| SOURCE RECORDS |

-*-*-

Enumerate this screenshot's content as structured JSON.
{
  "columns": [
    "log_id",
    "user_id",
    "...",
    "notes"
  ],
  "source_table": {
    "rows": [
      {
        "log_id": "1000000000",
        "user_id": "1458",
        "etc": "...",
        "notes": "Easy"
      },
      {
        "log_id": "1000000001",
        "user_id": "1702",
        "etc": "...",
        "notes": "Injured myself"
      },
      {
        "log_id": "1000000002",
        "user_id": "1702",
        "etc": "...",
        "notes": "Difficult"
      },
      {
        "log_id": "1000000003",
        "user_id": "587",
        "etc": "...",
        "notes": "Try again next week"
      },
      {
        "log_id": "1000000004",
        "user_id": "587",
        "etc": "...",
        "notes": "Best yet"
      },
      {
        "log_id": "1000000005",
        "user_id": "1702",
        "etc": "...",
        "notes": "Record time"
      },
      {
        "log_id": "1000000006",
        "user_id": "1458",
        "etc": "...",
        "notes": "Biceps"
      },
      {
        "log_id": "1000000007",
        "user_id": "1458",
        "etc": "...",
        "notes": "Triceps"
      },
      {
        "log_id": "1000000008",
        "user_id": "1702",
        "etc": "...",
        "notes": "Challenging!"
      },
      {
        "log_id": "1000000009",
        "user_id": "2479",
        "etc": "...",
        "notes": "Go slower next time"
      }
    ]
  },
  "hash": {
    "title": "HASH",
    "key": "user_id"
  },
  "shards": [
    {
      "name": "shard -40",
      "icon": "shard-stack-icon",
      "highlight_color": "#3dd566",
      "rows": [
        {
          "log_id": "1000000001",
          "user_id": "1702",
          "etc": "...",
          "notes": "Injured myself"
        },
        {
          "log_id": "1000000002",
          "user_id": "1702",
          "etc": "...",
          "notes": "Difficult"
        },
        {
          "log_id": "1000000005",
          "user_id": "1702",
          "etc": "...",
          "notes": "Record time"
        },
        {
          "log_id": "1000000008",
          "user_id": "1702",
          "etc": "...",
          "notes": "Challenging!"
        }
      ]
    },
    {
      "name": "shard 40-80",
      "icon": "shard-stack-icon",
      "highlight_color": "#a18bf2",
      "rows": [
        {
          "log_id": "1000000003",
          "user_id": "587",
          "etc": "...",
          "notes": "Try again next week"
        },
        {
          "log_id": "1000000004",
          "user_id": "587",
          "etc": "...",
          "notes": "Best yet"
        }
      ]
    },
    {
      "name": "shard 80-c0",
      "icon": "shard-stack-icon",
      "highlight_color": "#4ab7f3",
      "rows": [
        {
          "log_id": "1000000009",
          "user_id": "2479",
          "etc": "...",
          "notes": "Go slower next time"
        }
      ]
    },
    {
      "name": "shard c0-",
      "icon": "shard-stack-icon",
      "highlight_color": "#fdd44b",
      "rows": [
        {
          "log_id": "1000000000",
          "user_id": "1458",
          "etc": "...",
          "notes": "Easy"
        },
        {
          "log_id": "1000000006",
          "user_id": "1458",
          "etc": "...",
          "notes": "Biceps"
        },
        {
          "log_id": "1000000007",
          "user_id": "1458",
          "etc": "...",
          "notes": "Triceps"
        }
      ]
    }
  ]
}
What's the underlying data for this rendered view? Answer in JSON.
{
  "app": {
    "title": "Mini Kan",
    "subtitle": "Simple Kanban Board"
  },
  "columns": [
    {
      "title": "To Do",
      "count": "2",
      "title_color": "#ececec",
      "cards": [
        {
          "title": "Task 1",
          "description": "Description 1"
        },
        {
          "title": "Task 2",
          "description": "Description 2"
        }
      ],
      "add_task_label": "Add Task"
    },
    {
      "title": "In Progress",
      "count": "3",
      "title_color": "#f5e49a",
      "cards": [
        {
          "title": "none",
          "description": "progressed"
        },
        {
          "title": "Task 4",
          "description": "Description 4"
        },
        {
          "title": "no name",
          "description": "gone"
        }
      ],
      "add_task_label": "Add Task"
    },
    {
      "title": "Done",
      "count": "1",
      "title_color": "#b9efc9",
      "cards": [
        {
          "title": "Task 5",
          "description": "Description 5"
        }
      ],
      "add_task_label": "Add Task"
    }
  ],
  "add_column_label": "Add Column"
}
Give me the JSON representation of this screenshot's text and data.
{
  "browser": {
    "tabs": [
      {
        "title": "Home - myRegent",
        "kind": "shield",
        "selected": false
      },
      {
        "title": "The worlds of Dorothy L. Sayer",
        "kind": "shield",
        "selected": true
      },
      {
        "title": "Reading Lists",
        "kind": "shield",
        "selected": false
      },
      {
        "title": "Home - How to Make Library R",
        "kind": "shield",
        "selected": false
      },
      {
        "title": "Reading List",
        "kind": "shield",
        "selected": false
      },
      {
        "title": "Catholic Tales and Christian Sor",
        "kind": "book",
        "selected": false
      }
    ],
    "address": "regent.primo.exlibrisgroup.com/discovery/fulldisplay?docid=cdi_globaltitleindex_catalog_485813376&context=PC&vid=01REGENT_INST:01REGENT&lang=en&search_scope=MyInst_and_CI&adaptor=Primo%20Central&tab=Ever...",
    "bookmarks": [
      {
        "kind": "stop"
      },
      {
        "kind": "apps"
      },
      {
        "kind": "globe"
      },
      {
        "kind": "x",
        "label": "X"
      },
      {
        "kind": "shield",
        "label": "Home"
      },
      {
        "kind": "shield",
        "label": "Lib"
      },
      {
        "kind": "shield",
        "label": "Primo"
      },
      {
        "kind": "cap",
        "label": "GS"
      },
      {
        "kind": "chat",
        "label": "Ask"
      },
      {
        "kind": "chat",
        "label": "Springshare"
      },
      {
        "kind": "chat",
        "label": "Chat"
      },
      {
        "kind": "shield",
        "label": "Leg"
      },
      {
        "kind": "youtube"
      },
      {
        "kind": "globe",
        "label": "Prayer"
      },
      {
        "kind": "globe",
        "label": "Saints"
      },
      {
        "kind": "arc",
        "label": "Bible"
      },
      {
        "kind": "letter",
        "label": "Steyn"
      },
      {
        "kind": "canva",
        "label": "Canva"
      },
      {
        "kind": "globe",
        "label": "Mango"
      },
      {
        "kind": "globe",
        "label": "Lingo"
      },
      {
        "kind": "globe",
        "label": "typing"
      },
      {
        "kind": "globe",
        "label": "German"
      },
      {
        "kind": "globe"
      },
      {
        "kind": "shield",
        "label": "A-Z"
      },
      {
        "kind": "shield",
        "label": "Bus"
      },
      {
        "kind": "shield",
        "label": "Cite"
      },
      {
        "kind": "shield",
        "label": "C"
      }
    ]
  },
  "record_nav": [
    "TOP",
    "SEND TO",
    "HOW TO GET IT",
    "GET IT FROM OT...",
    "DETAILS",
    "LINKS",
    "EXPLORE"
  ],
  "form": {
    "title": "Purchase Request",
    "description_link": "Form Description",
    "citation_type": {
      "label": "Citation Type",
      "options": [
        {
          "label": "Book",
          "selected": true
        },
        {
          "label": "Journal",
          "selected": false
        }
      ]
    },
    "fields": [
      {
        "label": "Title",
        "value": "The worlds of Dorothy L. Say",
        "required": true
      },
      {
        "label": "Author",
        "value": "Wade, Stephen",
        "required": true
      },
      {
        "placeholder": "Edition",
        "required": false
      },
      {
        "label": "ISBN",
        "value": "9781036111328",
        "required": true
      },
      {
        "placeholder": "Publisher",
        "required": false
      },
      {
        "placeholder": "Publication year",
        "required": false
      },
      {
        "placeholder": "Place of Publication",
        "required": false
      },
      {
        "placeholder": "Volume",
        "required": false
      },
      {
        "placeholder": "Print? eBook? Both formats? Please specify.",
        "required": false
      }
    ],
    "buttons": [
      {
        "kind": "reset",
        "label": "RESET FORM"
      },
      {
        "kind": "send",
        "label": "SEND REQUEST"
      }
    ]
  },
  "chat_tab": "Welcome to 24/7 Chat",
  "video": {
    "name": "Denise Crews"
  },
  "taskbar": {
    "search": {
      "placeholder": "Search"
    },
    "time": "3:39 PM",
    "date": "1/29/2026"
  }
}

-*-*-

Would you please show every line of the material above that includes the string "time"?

| SOLUTION |
        "notes": "Record time"
        "notes": "Go slower next time"
          "notes": "Record time"
          "notes": "Go slower next time"
    "time": "3:39 PM",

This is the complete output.